The Paradox of Trade
An addendum to my previous essay, “Does Money Exist?”
When my daughter Hannah was very young, she liked trading Pokemon cards; for they had different values. I said, “But why trade? Who would trade better for worse?” Hannah explained that there were different kinds of cards, with different value systems and different rules. This encouraged card trade.
I thought it paradoxical that card trade would exist at all, if they have agreed-on values; Hannah’s reply was that trade was possible because there was no single measure of value.
The same logic applies to money. Money seems to exist as a measure of value; but if there were a single measure, agreed upon by all, then all trade would cease. Who would trade better for worse?
Money is in theory a single measure of value, to facilitate trade; but in practice it can’t both be a single measure of value, and facilitate trade! The solution is what, to money, seems a paradox; mutual profit. We trade because what’s best for me is not always what’s best for you; both sides can profit, so exchange is rational.
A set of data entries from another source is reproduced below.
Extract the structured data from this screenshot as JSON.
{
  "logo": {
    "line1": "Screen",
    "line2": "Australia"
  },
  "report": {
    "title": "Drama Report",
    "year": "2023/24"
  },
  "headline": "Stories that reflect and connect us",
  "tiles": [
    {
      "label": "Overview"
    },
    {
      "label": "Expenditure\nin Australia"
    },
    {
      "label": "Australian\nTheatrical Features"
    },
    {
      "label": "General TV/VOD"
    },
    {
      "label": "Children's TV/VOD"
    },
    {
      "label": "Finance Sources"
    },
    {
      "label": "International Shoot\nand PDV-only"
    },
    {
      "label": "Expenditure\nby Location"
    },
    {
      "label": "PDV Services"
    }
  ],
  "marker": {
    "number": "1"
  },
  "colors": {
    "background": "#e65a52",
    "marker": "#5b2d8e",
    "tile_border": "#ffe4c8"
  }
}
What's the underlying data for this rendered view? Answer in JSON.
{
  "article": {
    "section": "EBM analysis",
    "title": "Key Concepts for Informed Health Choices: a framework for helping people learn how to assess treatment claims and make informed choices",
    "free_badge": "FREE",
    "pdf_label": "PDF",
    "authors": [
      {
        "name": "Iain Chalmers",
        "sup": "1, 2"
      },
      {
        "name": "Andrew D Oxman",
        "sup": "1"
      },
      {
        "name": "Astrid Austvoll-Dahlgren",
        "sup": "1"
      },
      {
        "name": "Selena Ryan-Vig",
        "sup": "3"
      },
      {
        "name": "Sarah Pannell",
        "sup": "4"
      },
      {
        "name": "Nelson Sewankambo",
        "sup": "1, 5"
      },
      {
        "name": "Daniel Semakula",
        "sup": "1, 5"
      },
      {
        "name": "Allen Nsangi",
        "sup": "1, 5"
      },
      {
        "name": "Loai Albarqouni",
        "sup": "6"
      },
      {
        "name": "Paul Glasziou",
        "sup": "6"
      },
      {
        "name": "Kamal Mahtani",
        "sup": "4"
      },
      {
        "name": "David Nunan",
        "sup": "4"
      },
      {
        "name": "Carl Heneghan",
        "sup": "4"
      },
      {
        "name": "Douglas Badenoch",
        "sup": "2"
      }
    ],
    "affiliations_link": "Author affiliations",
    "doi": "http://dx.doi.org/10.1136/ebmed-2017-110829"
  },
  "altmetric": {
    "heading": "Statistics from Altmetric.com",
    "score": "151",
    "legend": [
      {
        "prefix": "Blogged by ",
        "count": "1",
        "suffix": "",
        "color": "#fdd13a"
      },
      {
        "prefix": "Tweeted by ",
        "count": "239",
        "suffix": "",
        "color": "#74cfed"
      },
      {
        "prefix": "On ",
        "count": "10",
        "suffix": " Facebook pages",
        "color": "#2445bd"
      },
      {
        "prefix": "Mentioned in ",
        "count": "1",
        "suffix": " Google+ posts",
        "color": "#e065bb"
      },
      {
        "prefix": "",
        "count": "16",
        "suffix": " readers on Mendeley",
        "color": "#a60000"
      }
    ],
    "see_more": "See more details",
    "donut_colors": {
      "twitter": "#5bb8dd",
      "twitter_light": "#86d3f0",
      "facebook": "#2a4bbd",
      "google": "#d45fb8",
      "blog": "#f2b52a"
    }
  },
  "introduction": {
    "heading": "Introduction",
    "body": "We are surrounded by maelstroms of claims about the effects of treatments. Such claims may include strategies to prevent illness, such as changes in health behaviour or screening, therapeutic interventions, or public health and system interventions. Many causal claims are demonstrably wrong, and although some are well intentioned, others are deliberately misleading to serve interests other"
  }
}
Mutual profit makes trade possible; but mutual profit is possible only if there is no single measure of value. Therefore money facilitates trade not by measuring value, but by persistently failing to do so!